Six years ago in game five of the Western Conference Finals, the Los Angeles Kings and the then-Phoenix Coyotes faced off in an elimination game.
The Kings were the eighth seed that year in the Western Conference. They wen on an improbable run that spring, upsetting the President’s Trophy Vancouver Canucks in the first round, and then the second seeded St. Louis Blues.
The Western Conference Finals was the farthest the Kings had gone since 1993. Los Angeles had overcome the firing of coach Terry Murray mid-season. They reached the playoffs with a tenacious defense and in spite of a lack of goal scoring.
Murray’s replacement, Darryl Sutter, turned the Kings into a fore-checking, goal scoring machine when April rolled around. By the time they faced the the Coyotes, they had rolled to an 8-1 record.
Kings vs Coyotes Western Conference Finals
The Coyotes were making their first appearance in the Western Conference Finals in franchise history. However, like the Canucks and Blues, they fund out how formidable the Kings were that year. Just like in the previous series, the Kings took a 3-0 lead. They won the first two games on the road outscoring the Coyotes 10-3. With the Kings one win away from clinching the series at home, they were shut out in game four, setting up another game on the Coyotes home ice.
Game five wound up being a back and forth affair. Both teams traded goals in the first period making it 1-1. The second period was a repeat of the first. The two clubs traded goals two goals each, making it 3-3 when the period ended. Both goaltenders – Kings Jonathan Quick and the Coyotes Mike Smith – decided they had enough in the third period.
An Overtime to Remember
The overtime period was a chippy affair. Coyotes fans were screaming for a penalty when the Kings’ Dustin Brown ran into the Coyotes Martin Hanzal injuring his knee. While the fans were still voicing their displeasure, the Kings went into attack mode.
A Jeff Carter shot was kicked out by Smith. The rebound went straight to Kings’ forward Dustin Penner. Penner pounced on the shot and sent it into the roof of the Coyotes goal. The only cheers that were heard were the Kings players as they rushed to Penner to celebrate.
Then the boos came. Still angry over the non-call and the subsequent goal, Coyotes fans started to throw projectiles on the ice. The fans had to be calmed down by the Coyote players. It also didn’t help that as captain Brown was presented with the Clarence Campbell Bowl, emblematic of the Western Conference champions.

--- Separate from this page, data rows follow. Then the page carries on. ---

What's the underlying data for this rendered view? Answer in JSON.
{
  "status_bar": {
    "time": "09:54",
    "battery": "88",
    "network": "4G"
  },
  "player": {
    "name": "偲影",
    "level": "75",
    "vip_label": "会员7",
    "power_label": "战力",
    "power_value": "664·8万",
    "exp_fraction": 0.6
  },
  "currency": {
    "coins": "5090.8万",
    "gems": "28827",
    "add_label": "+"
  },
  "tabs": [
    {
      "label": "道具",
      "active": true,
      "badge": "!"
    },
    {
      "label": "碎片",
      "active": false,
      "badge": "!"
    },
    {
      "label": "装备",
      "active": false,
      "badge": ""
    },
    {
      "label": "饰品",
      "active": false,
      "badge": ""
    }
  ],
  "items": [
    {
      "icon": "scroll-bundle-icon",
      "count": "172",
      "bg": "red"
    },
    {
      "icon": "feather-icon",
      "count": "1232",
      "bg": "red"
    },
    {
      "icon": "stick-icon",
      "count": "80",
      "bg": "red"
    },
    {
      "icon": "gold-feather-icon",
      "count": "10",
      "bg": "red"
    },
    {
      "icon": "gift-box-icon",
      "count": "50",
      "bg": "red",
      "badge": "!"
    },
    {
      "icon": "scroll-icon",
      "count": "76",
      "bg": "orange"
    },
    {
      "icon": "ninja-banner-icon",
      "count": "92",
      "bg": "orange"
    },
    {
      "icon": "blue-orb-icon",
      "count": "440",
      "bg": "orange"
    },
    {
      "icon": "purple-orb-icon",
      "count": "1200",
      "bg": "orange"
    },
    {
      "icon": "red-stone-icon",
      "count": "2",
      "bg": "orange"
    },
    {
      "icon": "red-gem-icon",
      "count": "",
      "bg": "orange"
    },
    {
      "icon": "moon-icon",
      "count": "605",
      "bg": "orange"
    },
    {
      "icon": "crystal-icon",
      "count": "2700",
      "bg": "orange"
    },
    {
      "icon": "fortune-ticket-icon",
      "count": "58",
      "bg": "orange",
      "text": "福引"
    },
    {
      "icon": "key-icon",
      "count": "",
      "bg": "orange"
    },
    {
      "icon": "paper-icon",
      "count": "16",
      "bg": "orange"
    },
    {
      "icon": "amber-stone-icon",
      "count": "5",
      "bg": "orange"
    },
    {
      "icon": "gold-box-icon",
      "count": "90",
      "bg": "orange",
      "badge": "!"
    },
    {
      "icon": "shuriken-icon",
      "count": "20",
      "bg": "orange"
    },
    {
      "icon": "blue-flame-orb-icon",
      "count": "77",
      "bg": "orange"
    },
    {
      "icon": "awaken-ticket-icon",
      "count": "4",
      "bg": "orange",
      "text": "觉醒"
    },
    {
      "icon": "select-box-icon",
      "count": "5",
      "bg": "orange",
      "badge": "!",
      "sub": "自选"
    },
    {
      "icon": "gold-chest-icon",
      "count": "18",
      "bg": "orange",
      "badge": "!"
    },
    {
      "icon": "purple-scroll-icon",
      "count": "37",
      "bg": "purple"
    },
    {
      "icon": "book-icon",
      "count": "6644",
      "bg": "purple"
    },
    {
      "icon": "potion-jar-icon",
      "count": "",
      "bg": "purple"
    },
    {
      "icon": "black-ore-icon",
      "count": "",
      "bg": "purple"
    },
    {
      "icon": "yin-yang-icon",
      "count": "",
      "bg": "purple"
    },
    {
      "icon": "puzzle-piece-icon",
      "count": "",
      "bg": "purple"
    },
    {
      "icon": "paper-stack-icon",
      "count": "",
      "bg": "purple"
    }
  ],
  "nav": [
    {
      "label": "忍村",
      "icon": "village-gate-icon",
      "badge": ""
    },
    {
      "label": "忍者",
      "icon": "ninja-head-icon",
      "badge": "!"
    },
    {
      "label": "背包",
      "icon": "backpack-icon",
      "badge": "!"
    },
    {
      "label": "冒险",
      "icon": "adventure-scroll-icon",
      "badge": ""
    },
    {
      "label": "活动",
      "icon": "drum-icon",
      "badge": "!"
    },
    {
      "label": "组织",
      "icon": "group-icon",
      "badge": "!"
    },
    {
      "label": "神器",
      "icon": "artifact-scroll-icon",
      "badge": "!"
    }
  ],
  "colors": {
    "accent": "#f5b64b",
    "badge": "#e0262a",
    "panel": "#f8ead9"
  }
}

Back in Los Angeles, an alert went out to Kings fans to greet the winners when they arrived at LAX. So in droves, thousands awaited the Kings. Fans who had suffered through the last place finishes in 2007 and 2008 and the first round exits of 2010 and 2011.
There was still one more obstacle for the ultimate prize, but on that night six years ago the Los Angeles Kings had signaled their arrival. Over the coming weeks, 45 years of frustration were erased. That, though, is a story for another day.